EXERCISE DIRECTIONS: Keep the wording of every entry exactly as it is while leaving the pictures out of your copy.

BEGIN RECORDS PROVIDED

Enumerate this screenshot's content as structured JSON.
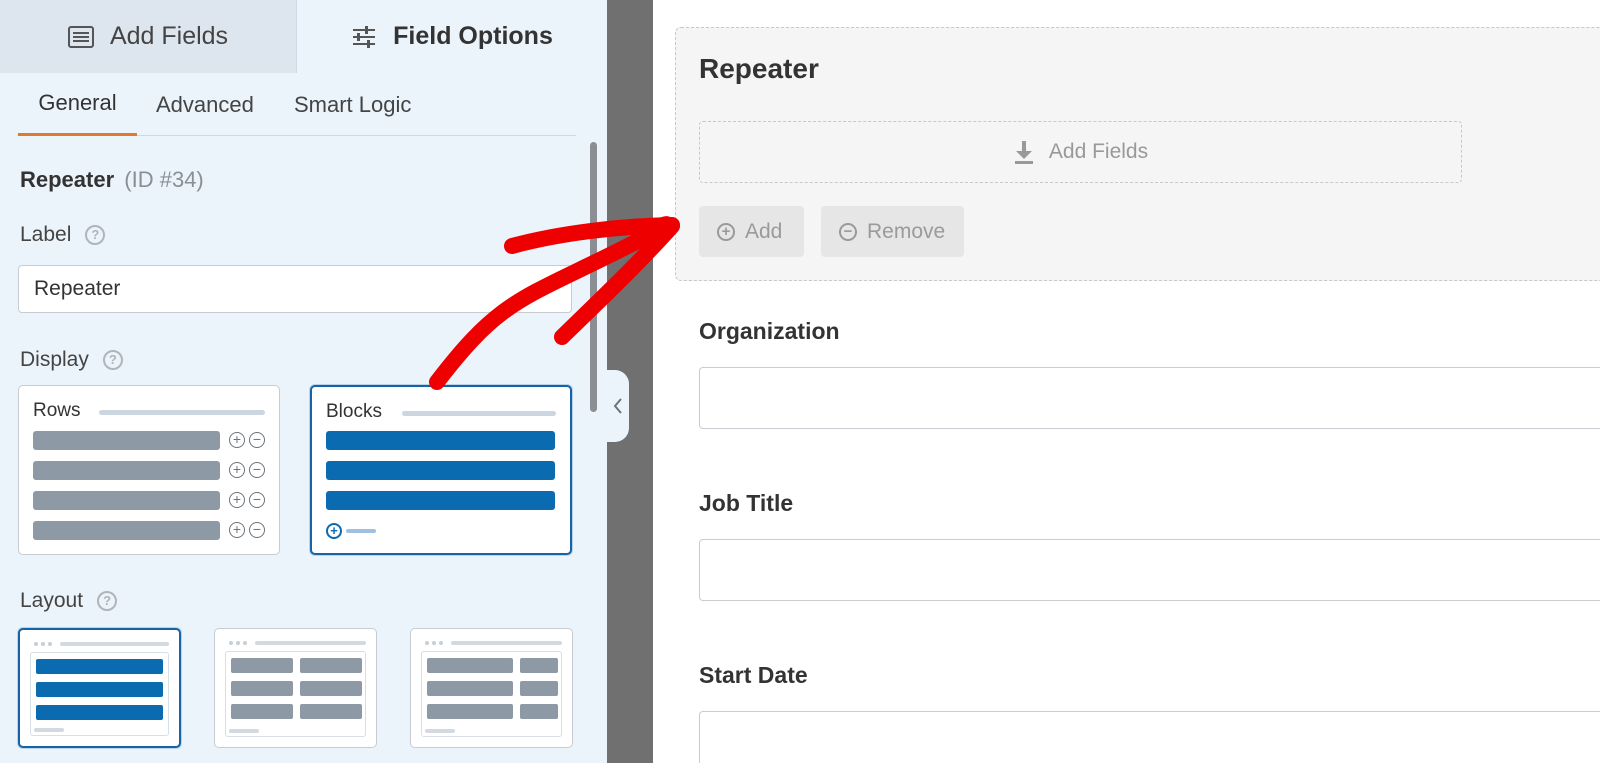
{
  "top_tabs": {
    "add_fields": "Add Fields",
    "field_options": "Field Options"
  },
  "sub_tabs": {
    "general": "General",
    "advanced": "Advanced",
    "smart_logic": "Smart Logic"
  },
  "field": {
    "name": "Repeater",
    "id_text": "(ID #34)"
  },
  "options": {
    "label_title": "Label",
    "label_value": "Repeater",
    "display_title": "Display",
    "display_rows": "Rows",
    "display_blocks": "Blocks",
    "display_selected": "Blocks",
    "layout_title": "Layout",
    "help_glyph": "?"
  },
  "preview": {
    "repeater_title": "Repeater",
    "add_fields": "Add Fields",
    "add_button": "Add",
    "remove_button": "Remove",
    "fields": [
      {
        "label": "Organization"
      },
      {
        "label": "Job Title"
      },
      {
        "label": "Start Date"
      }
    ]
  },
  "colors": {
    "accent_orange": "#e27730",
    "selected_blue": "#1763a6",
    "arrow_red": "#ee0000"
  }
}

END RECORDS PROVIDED

SOLUTION TO THE PROBLEM:
Enumerate this screenshot's content as structured JSON.
{
  "top_tabs": {
    "add_fields": "Add Fields",
    "field_options": "Field Options"
  },
  "sub_tabs": {
    "general": "General",
    "advanced": "Advanced",
    "smart_logic": "Smart Logic"
  },
  "field": {
    "name": "Repeater",
    "id_text": "(ID #34)"
  },
  "options": {
    "label_title": "Label",
    "label_value": "Repeater",
    "display_title": "Display",
    "display_rows": "Rows",
    "display_blocks": "Blocks",
    "display_selected": "Blocks",
    "layout_title": "Layout",
    "help_glyph": "?"
  },
  "preview": {
    "repeater_title": "Repeater",
    "add_fields": "Add Fields",
    "add_button": "Add",
    "remove_button": "Remove",
    "fields": [
      {
        "label": "Organization"
      },
      {
        "label": "Job Title"
      },
      {
        "label": "Start Date"
      }
    ]
  },
  "colors": {
    "accent_orange": "#e27730",
    "selected_blue": "#1763a6",
    "arrow_red": "#ee0000"
  }
}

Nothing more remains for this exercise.